If a school opts to contract with a permitted caterer to provide foodservice, then the caterer must remain responsible for the food until served directly to the students. A hand washing area must be available for the caterer’s use and all food must be properly held until service. Otherwise, food dropped off will be considered a delivery, the operator must accept responsibility for the food from that point and the levels above shall apply.
School staff, faculty, student organizations or other school affiliated groups may sell non-potentially hazardous foods on a regular or routine basis on campus without a health permit under the following provisions:
The foods are pre-packaged either commercially or in a permitted facility prior to transport to the school and are not subsequently handled.
The foods are transported, stored, and sold under conditions not likely to cause contamination of the product.
Transportation, storage, and sale of the product does not adversely affect the sanitary condition of the school.
Certain open, non-potentially-hazardous foods, such as candy, pepperoni sticks, pickles, etc., may be served from a student store, or snack room, on a regular basis without a permit, provided a hand-washing station is provided in the same room and serviced with hot and cold running water, soap and paper-towels, or another procedure has been approved by the health district to protect the foods being served.
School staff, faculty, student organizations or other school affiliated groups may sell or give away food occasionally on campus without a health permit. Concession stands are considered to be in this category, provided:
The student, teacher, or parent group that operates the stand at each event represents a non-profit organization.

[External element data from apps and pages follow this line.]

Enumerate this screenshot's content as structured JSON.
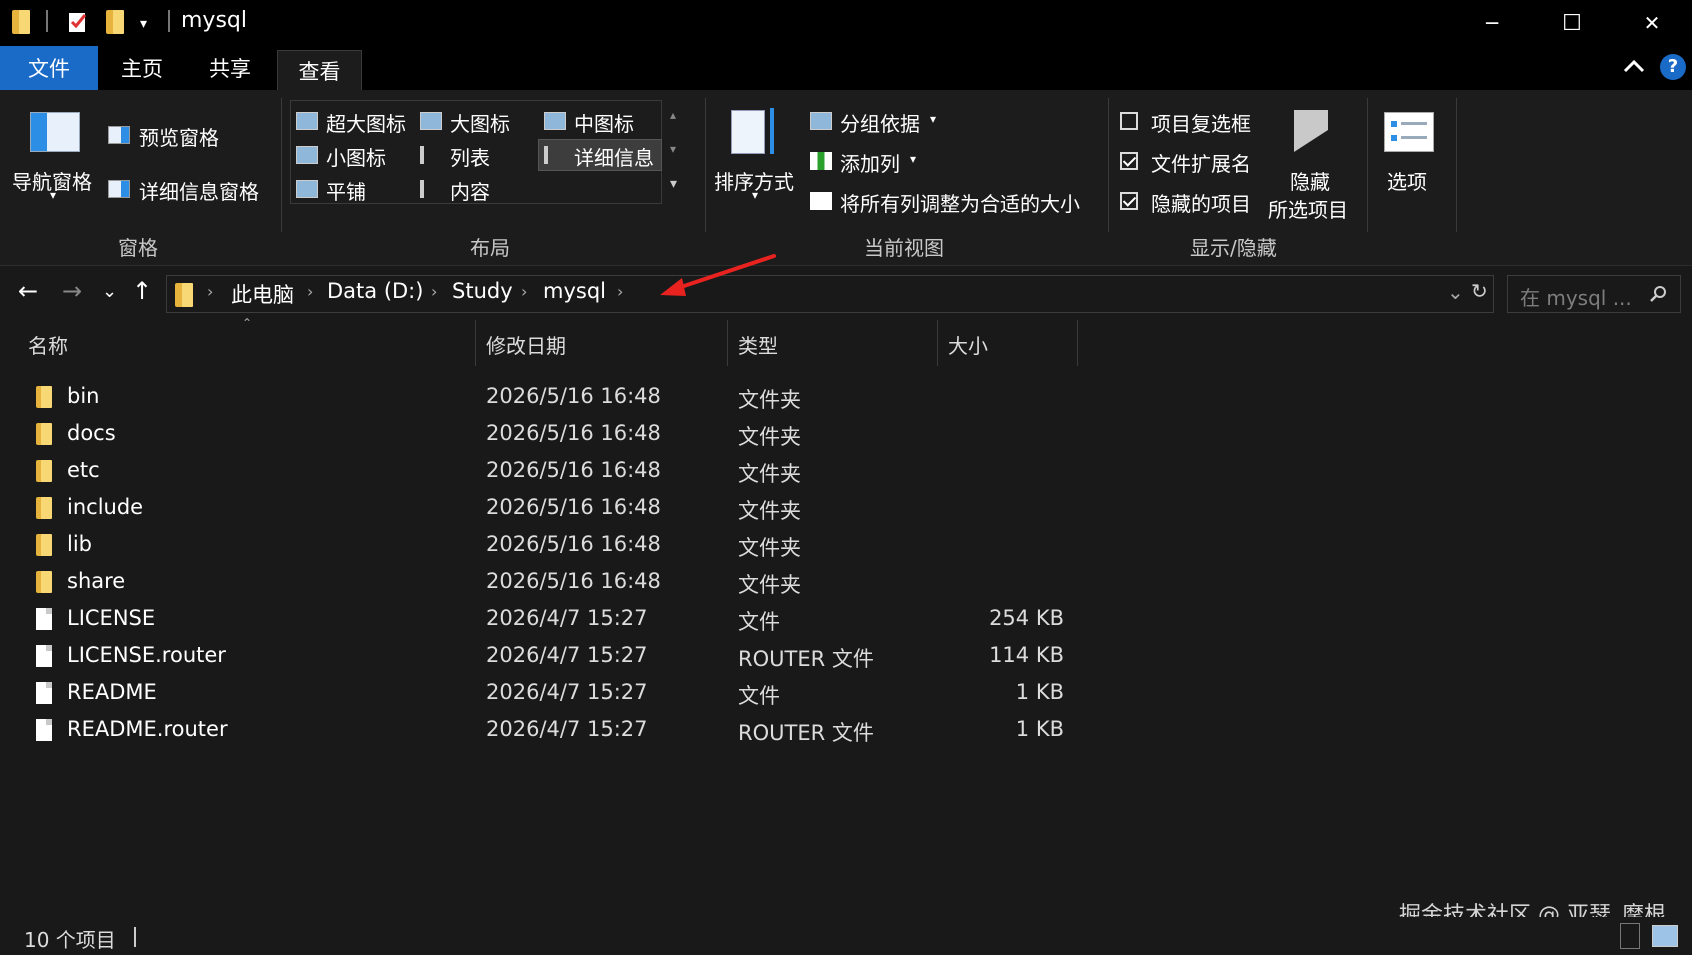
{
  "window": {
    "title": "mysql",
    "minimize": "─",
    "maximize": "☐",
    "close": "✕"
  },
  "tabs": {
    "file": "文件",
    "home": "主页",
    "share": "共享",
    "view": "查看",
    "help": "?"
  },
  "ribbon": {
    "panes": {
      "nav_pane": "导航窗格",
      "preview_pane": "预览窗格",
      "details_pane": "详细信息窗格",
      "group_label": "窗格"
    },
    "layout": {
      "extra_large_icons": "超大图标",
      "large_icons": "大图标",
      "medium_icons": "中图标",
      "small_icons": "小图标",
      "list": "列表",
      "details": "详细信息",
      "tiles": "平铺",
      "content": "内容",
      "group_label": "布局"
    },
    "current_view": {
      "sort_by": "排序方式",
      "group_by": "分组依据",
      "add_columns": "添加列",
      "size_all_columns": "将所有列调整为合适的大小",
      "group_label": "当前视图"
    },
    "show_hide": {
      "item_checkboxes": "项目复选框",
      "file_extensions": "文件扩展名",
      "hidden_items": "隐藏的项目",
      "hide_selected_line1": "隐藏",
      "hide_selected_line2": "所选项目",
      "group_label": "显示/隐藏",
      "item_checkboxes_checked": false,
      "file_extensions_checked": true,
      "hidden_items_checked": true
    },
    "options": "选项"
  },
  "address": {
    "crumbs": [
      "此电脑",
      "Data (D:)",
      "Study",
      "mysql"
    ],
    "search_placeholder": "在 mysql ..."
  },
  "columns": {
    "name": "名称",
    "date": "修改日期",
    "type": "类型",
    "size": "大小"
  },
  "files": [
    {
      "name": "bin",
      "date": "2026/5/16 16:48",
      "type": "文件夹",
      "size": "",
      "icon": "folder"
    },
    {
      "name": "docs",
      "date": "2026/5/16 16:48",
      "type": "文件夹",
      "size": "",
      "icon": "folder"
    },
    {
      "name": "etc",
      "date": "2026/5/16 16:48",
      "type": "文件夹",
      "size": "",
      "icon": "folder"
    },
    {
      "name": "include",
      "date": "2026/5/16 16:48",
      "type": "文件夹",
      "size": "",
      "icon": "folder"
    },
    {
      "name": "lib",
      "date": "2026/5/16 16:48",
      "type": "文件夹",
      "size": "",
      "icon": "folder"
    },
    {
      "name": "share",
      "date": "2026/5/16 16:48",
      "type": "文件夹",
      "size": "",
      "icon": "folder"
    },
    {
      "name": "LICENSE",
      "date": "2026/4/7 15:27",
      "type": "文件",
      "size": "254 KB",
      "icon": "file"
    },
    {
      "name": "LICENSE.router",
      "date": "2026/4/7 15:27",
      "type": "ROUTER 文件",
      "size": "114 KB",
      "icon": "file"
    },
    {
      "name": "README",
      "date": "2026/4/7 15:27",
      "type": "文件",
      "size": "1 KB",
      "icon": "file"
    },
    {
      "name": "README.router",
      "date": "2026/4/7 15:27",
      "type": "ROUTER 文件",
      "size": "1 KB",
      "icon": "file"
    }
  ],
  "status": {
    "count": "10 个项目"
  },
  "watermark": "掘金技术社区 @ 亚瑟_摩根",
  "colors": {
    "accent": "#1a6ac7",
    "arrow": "#e8231f",
    "folder": "#e6b43c"
  }
}
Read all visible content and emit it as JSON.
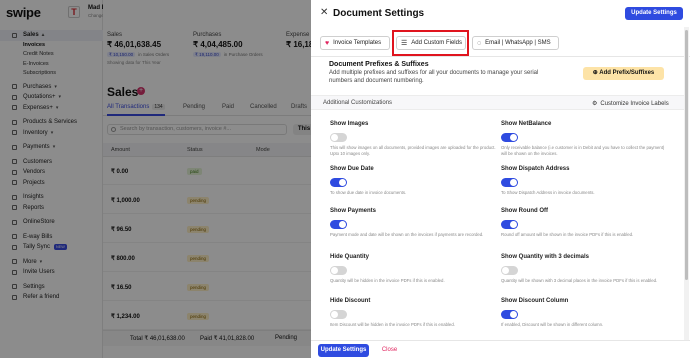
{
  "app": {
    "logo": "swipe",
    "logo_badge": "T",
    "company_name": "Mad Enterprises and CO",
    "company_sub": "Change Company"
  },
  "sidebar": {
    "sales": "Sales",
    "sales_items": [
      "Invoices",
      "Credit Notes",
      "E-Invoices",
      "Subscriptions"
    ],
    "purchases": "Purchases",
    "quotations": "Quotations+",
    "expenses": "Expenses+",
    "products": "Products & Services",
    "inventory": "Inventory",
    "payments": "Payments",
    "customers": "Customers",
    "vendors": "Vendors",
    "projects": "Projects",
    "insights": "Insights",
    "reports": "Reports",
    "onlinestore": "OnlineStore",
    "ewaybills": "E-way Bills",
    "tallysync": "Tally Sync",
    "new_badge": "NEW",
    "more": "More",
    "invite": "Invite Users",
    "settings": "Settings",
    "refer": "Refer a friend"
  },
  "stats": {
    "sales_label": "Sales",
    "sales_value": "₹ 46,01,638.45",
    "sales_sub_chip": "₹ 10,150.00",
    "sales_sub_text": "in Sales Orders",
    "sales_note": "Showing data for This Year",
    "purchases_label": "Purchases",
    "purchases_value": "₹ 4,04,485.00",
    "purchases_sub_chip": "₹ 19,110.00",
    "purchases_sub_text": "in Purchase Orders",
    "expenses_label": "Expense",
    "expenses_value": "₹ 16,18"
  },
  "sales_page": {
    "title": "Sales",
    "tabs": [
      "All Transactions",
      "Pending",
      "Paid",
      "Cancelled",
      "Drafts"
    ],
    "all_count": "134",
    "search_placeholder": "Search by transaction, customers, invoice #...",
    "this_btn": "This",
    "columns": [
      "Amount",
      "Status",
      "Mode"
    ],
    "rows": [
      {
        "amount": "₹ 0.00",
        "status": "paid"
      },
      {
        "amount": "₹ 1,000.00",
        "status": "pending"
      },
      {
        "amount": "₹ 96.50",
        "status": "pending"
      },
      {
        "amount": "₹ 800.00",
        "status": "pending"
      },
      {
        "amount": "₹ 16.50",
        "status": "pending"
      },
      {
        "amount": "₹ 1,234.00",
        "status": "pending"
      }
    ],
    "footer_total": "Total ₹ 46,01,638.00",
    "footer_paid": "Paid ₹ 41,01,828.00",
    "footer_pending": "Pending"
  },
  "drawer": {
    "title": "Document Settings",
    "update_label": "Update Settings",
    "close_label": "Close",
    "segments": [
      "Invoice Templates",
      "Add Custom Fields",
      "Email | WhatsApp | SMS"
    ],
    "prefix_title": "Document Prefixes & Suffixes",
    "prefix_desc": "Add multiple prefixes and suffixes for all your documents to manage your serial numbers and document numbering.",
    "add_prefix_label": "Add Prefix/Suffixes",
    "additional_title": "Additional Customizations",
    "customize_labels": "Customize Invoice Labels",
    "options_left": [
      {
        "title": "Show Images",
        "on": false,
        "desc": "This will show images on all documents, provided images are uploaded for the product. Upto 10 images only."
      },
      {
        "title": "Show Due Date",
        "on": true,
        "desc": "To show due date in invoice documents."
      },
      {
        "title": "Show Payments",
        "on": true,
        "desc": "Payment mode and date will be shown on the invoices if payments are recorded."
      },
      {
        "title": "Hide Quantity",
        "on": false,
        "desc": "Quantity will be hidden in the invoice PDFs if this is enabled."
      },
      {
        "title": "Hide Discount",
        "on": false,
        "desc": "Item Discount will be hidden in the invoice PDFs if this is enabled."
      }
    ],
    "options_right": [
      {
        "title": "Show NetBalance",
        "on": true,
        "desc": "Only receivable balance (i.e customer is in Debit and you have to collect the payment) will be shown on the invoices."
      },
      {
        "title": "Show Dispatch Address",
        "on": true,
        "desc": "To Show Dispatch Address in invoice documents."
      },
      {
        "title": "Show Round Off",
        "on": true,
        "desc": "Round off amount will be shown in the invoice PDFs if this is enabled."
      },
      {
        "title": "Show Quantity with 3 decimals",
        "on": false,
        "desc": "Quantity will be shown with 3 decimal places in the invoice PDFs if this is enabled."
      },
      {
        "title": "Show Discount Column",
        "on": true,
        "desc": "If enabled, Discount will be shown in different column."
      }
    ]
  },
  "colors": {
    "primary": "#2f4be0",
    "highlight": "#e0141e",
    "accent_yellow": "#fde3a7",
    "close_red": "#e0245e"
  }
}
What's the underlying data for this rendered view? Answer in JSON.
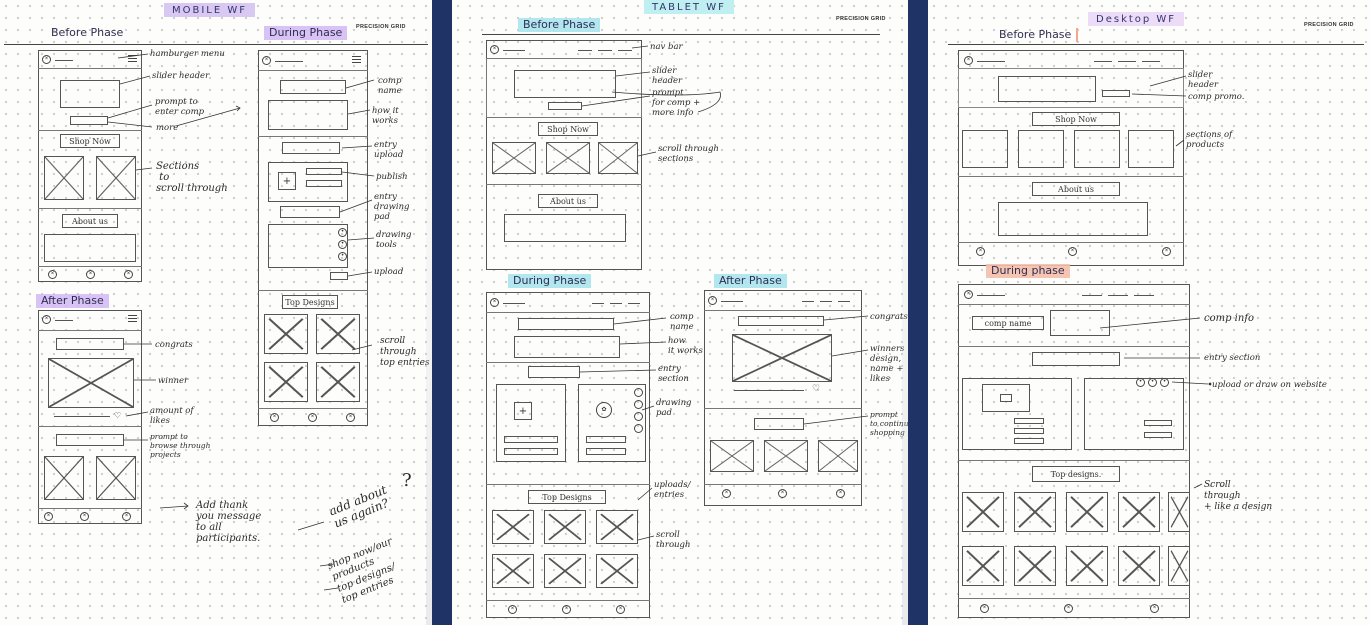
{
  "colors": {
    "frame": "#1f3366",
    "paper": "#fdfdfb",
    "ink": "#333333",
    "highlight_purple": "#d8c8f2",
    "highlight_teal": "#bfeff0",
    "highlight_salmon": "#f5beaa"
  },
  "icons": {
    "placeholder": "x-in-circle-icon",
    "menu": "hamburger-icon",
    "nav": "x-in-circle-icon"
  },
  "mobile": {
    "title": "MOBILE WF",
    "brand": "PRECISION GRID",
    "before_label": "Before Phase",
    "during_label": "During Phase",
    "after_label": "After Phase",
    "shop_now": "Shop Now",
    "about_us": "About us",
    "top_designs": "Top Designs",
    "notes": {
      "hamburger": "hamburger menu",
      "slider": "slider header",
      "prompt_enter": "prompt to\nenter comp",
      "more": "more",
      "sections": "Sections\n to\nscroll through",
      "comp_name": "comp\nname",
      "how_it_works": "how it\nworks",
      "entry_upload": "entry\nupload",
      "publish": "publish",
      "entry_pad": "entry\ndrawing\npad",
      "drawing_tools": "drawing\ntools",
      "upload": "upload",
      "scroll_top": "scroll\nthrough\ntop entries",
      "congrats": "congrats",
      "winner": "winner",
      "amount_likes": "amount of\nlikes",
      "prompt_browse": "prompt to\nbrowse through\nprojects",
      "thank_you": "Add thank\nyou message\nto all\nparticipants.",
      "add_about": "add about\nus again?",
      "shop_products": "shop now/our\nproducts",
      "top_entries": "top designs/\ntop entries"
    }
  },
  "tablet": {
    "title": "TABLET WF",
    "brand": "PRECISION GRID",
    "before_label": "Before Phase",
    "during_label": "During Phase",
    "after_label": "After Phase",
    "shop_now": "Shop Now",
    "about_us": "About us",
    "top_designs": "Top Designs",
    "notes": {
      "nav_bar": "nav bar",
      "slider": "slider\nheader",
      "prompt_comp": "prompt\nfor comp +\nmore info",
      "scroll_sections": "scroll through\nsections",
      "comp_name": "comp\nname",
      "how_it_works": "how\nit works",
      "entry_section": "entry\nsection",
      "drawing_pad": "drawing\npad",
      "uploads_entries": "uploads/\nentries",
      "scroll_through": "scroll\nthrough",
      "congrats": "congrats",
      "winners_design": "winners\ndesign,\nname +\nlikes",
      "prompt_continue": "prompt\nto continue\nshopping"
    }
  },
  "desktop": {
    "title": "Desktop WF",
    "brand": "PRECISION GRID",
    "before_label": "Before Phase",
    "during_label": "During phase",
    "shop_now": "Shop Now",
    "about_us": "About us",
    "top_designs": "Top designs.",
    "comp_name": "comp name",
    "notes": {
      "slider": "slider\nheader",
      "comp_promo": "comp promo.",
      "sections_products": "sections of\nproducts",
      "comp_info": "comp info",
      "entry_section": "entry section",
      "upload_draw": "upload or draw on website",
      "scroll_like": "Scroll\nthrough\n+ like a design"
    }
  }
}
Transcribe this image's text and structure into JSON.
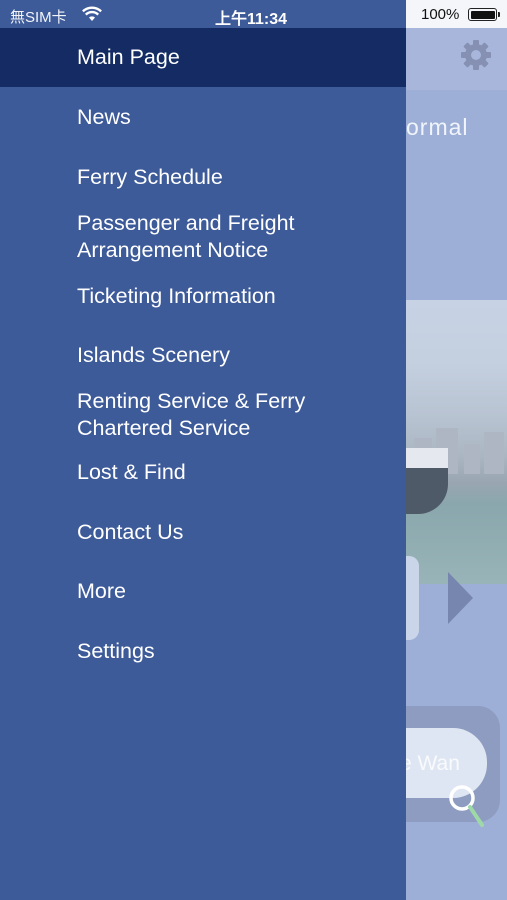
{
  "status_bar": {
    "carrier": "無SIM卡",
    "time": "上午11:34",
    "battery_percent": "100%"
  },
  "background": {
    "banner_text": "ormal",
    "search_text": "e Wan",
    "icons": [
      "gear-icon",
      "next-arrow-icon",
      "search-icon"
    ]
  },
  "drawer": {
    "items": [
      {
        "label": "Main Page",
        "active": true
      },
      {
        "label": "News",
        "active": false
      },
      {
        "label": "Ferry Schedule",
        "active": false
      },
      {
        "label": "Passenger and Freight\nArrangement Notice",
        "active": false
      },
      {
        "label": "Ticketing Information",
        "active": false
      },
      {
        "label": "Islands Scenery",
        "active": false
      },
      {
        "label": "Renting Service & Ferry\nChartered Service",
        "active": false
      },
      {
        "label": "Lost & Find",
        "active": false
      },
      {
        "label": "Contact Us",
        "active": false
      },
      {
        "label": "More",
        "active": false
      },
      {
        "label": "Settings",
        "active": false
      }
    ]
  },
  "colors": {
    "drawer_background": "#3d5a99",
    "drawer_active_item": "#142c63",
    "menu_text": "#ffffff"
  }
}
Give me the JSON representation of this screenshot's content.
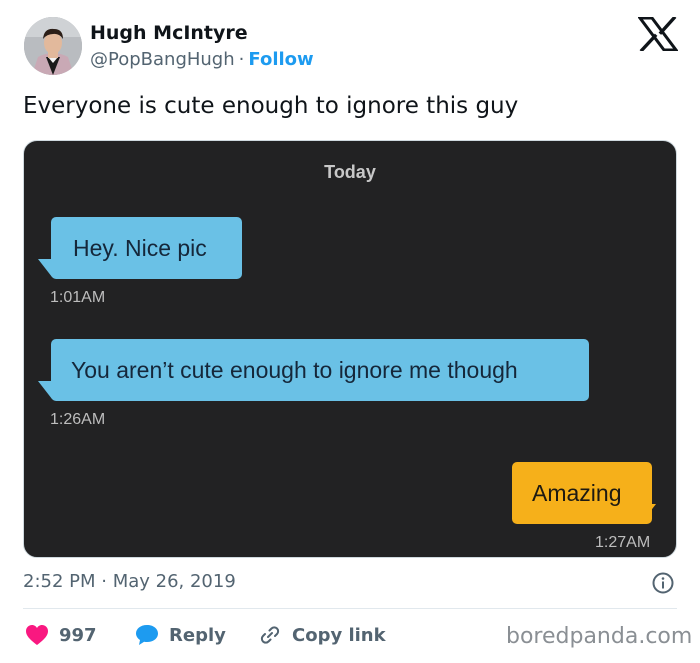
{
  "author": {
    "name": "Hugh McIntyre",
    "handle": "@PopBangHugh",
    "separator": "·",
    "follow_label": "Follow"
  },
  "tweet": {
    "text": "Everyone is cute enough to ignore this guy",
    "timestamp": "2:52 PM · May 26, 2019"
  },
  "chat": {
    "day_label": "Today",
    "messages": [
      {
        "direction": "incoming",
        "text": "Hey. Nice pic",
        "time": "1:01AM"
      },
      {
        "direction": "incoming",
        "text": "You aren’t cute enough to ignore me though",
        "time": "1:26AM"
      },
      {
        "direction": "outgoing",
        "text": "Amazing",
        "time": "1:27AM"
      }
    ]
  },
  "actions": {
    "like_count": "997",
    "reply_label": "Reply",
    "copy_link_label": "Copy link"
  },
  "watermark": "boredpanda.com",
  "icons": {
    "logo": "x-logo-icon",
    "info": "info-icon",
    "like": "heart-icon",
    "reply": "speech-bubble-icon",
    "copy_link": "link-icon"
  },
  "colors": {
    "follow": "#1d9bf0",
    "heart": "#f91880",
    "reply_bubble": "#1d9bf0",
    "incoming_bubble": "#6ac1e6",
    "outgoing_bubble": "#f6b01a",
    "chat_background": "#222223"
  }
}
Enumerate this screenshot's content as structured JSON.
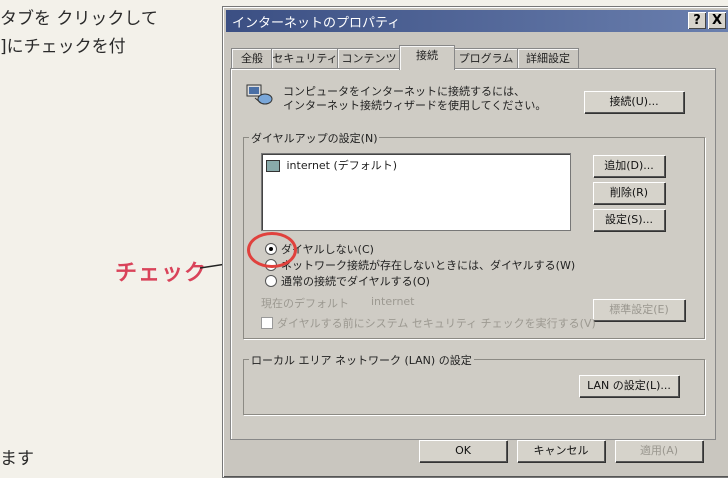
{
  "page_text": {
    "line1": "タブを クリックして",
    "line2": "]にチェックを付",
    "callout": "チェック",
    "bottom": "ます"
  },
  "dialog": {
    "title": "インターネットのプロパティ",
    "help_button": "?",
    "close_button": "X",
    "tabs": [
      "全般",
      "セキュリティ",
      "コンテンツ",
      "接続",
      "プログラム",
      "詳細設定"
    ],
    "active_tab": "接続",
    "wizard_text_1": "コンピュータをインターネットに接続するには、",
    "wizard_text_2": "インターネット接続ウィザードを使用してください。",
    "connect_button": "接続(U)...",
    "dialup_group_label": "ダイヤルアップの設定(N)",
    "dialup_entries": [
      "internet (デフォルト)"
    ],
    "add_button": "追加(D)...",
    "delete_button": "削除(R)",
    "settings_button": "設定(S)...",
    "radio_options": [
      "ダイヤルしない(C)",
      "ネットワーク接続が存在しないときには、ダイヤルする(W)",
      "通常の接続でダイヤルする(O)"
    ],
    "selected_radio": 0,
    "current_default_label": "現在のデフォルト",
    "current_default_value": "internet",
    "set_default_button": "標準設定(E)",
    "security_check_label": "ダイヤルする前にシステム セキュリティ チェックを実行する(V)",
    "lan_group_label": "ローカル エリア ネットワーク (LAN) の設定",
    "lan_button": "LAN の設定(L)...",
    "ok_button": "OK",
    "cancel_button": "キャンセル",
    "apply_button": "適用(A)"
  },
  "colors": {
    "callout": "#d9435a",
    "highlight": "#e0413d",
    "titlebar": "#3b4f83"
  }
}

The student, teacher, or parent group operates the concession stand only “occasionally.” For example, operation will be considered “occasional” if various different groups rotate fund raising food sales at the concession stand during the different sports seasons.
All adult persons engaged in food operations subject to permit must obtain a Food Handler’s Health Card. Students are exempt from this requirement unless they are acting as a food handler while engaged in non-school affiliated food service employment.
Fairs and other short-term special events will require temporary food vendor permits for each non-school affiliated vendor present. Faculty, student, or parent booths selling foods will not be required to obtain a temporary permit.
On-campus childcare facilities may be exempt from obtaining a Health Permit, providing that service is limited to baby foods and formula supplied by the parent, and served using single service utensils. Rinsing of containers and bottles for return to the parent is allowed, provided said rinsing takes place at a sink designated for that purpose and where hand-washing does not take place. A Child Care Health Card, as issued by the Southern Nevada Health District, will be required of all employees assigned to on-campus childcare facilities, whether or not they meet the criteria for a Health Permit.
Facilities or groups required by this policy to have a Health Permit may apply at the Southern Nevada Health District Main Facility at 330 S. Valley View Blvd., Las Vegas, NV 89107.
Please be advised that failure to follow the aforementioned criteria is a violation of NRS 446.945 (see below) and, failing administrative compliance efforts, may be referred for prosecution.
(NRS 446.945 Penalties. Any person who violates any of the provisions of this chapter is guilty of a misdemeanor. In addition thereto, such persons may be enjoined from continuing such violations. Each day upon which such a violation occurs shall constitute a separate violation.)